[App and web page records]
=== Section Start ===
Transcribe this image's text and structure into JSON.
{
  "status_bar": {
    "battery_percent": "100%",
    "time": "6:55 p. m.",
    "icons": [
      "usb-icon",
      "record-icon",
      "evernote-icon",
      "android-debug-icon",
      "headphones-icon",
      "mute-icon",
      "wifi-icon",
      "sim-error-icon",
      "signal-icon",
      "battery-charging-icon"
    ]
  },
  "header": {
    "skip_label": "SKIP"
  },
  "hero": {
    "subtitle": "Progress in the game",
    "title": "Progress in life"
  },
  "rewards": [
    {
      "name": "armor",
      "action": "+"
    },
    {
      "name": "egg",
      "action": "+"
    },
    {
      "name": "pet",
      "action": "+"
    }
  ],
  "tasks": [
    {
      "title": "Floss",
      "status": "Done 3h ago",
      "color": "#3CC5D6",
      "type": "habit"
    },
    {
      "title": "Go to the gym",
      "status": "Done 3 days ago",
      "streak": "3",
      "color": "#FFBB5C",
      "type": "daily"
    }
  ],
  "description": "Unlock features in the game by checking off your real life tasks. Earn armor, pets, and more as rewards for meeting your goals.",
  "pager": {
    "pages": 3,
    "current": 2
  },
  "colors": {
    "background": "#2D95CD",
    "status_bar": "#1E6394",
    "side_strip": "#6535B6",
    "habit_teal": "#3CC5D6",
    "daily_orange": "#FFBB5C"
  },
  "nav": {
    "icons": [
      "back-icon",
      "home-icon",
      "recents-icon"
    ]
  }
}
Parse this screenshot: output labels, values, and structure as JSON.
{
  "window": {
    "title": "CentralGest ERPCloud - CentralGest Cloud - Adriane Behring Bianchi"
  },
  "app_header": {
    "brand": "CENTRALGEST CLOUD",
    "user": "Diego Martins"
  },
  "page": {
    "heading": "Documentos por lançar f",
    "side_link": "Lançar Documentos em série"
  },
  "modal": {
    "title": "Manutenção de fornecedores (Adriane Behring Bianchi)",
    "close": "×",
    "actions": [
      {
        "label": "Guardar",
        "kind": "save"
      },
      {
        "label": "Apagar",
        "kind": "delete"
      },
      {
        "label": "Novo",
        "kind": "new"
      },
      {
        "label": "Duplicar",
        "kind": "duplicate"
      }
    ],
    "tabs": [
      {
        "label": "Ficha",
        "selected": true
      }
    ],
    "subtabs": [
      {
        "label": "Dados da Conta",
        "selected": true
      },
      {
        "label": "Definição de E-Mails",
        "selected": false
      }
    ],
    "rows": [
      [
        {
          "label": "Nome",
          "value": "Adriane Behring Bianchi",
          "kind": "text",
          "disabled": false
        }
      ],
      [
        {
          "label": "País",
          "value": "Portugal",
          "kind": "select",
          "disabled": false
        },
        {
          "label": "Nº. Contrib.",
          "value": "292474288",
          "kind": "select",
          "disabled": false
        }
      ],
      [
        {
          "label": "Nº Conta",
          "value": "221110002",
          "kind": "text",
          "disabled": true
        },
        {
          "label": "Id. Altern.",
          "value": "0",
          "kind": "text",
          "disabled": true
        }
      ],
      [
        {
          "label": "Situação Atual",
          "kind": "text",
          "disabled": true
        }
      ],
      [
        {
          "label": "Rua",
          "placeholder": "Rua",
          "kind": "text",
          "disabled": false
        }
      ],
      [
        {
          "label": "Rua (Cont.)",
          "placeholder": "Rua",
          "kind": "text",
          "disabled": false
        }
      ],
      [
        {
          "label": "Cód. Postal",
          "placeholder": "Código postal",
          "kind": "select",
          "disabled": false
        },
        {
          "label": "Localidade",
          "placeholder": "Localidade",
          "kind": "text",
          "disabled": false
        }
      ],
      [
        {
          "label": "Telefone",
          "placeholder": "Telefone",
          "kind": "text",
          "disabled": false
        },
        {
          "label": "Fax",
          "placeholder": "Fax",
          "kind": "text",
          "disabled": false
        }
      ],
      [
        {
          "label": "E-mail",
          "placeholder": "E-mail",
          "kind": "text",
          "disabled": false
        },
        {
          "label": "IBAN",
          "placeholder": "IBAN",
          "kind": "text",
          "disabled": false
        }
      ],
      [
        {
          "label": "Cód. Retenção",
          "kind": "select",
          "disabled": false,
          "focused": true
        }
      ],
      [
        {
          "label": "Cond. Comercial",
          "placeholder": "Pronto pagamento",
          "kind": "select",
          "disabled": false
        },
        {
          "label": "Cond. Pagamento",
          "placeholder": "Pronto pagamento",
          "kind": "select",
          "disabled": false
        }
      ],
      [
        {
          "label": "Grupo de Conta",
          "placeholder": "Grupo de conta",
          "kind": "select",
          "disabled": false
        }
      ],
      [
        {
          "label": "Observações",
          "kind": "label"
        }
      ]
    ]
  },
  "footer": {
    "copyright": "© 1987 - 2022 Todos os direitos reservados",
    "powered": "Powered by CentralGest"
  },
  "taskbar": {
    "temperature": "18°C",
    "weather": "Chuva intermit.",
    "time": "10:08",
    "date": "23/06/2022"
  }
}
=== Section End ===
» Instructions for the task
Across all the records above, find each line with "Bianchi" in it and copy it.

» Solution to this task
    "title": "CentralGest ERPCloud - CentralGest Cloud - Adriane Behring Bianchi"
    "title": "Manutenção de fornecedores (Adriane Behring Bianchi)",
          "value": "Adriane Behring Bianchi",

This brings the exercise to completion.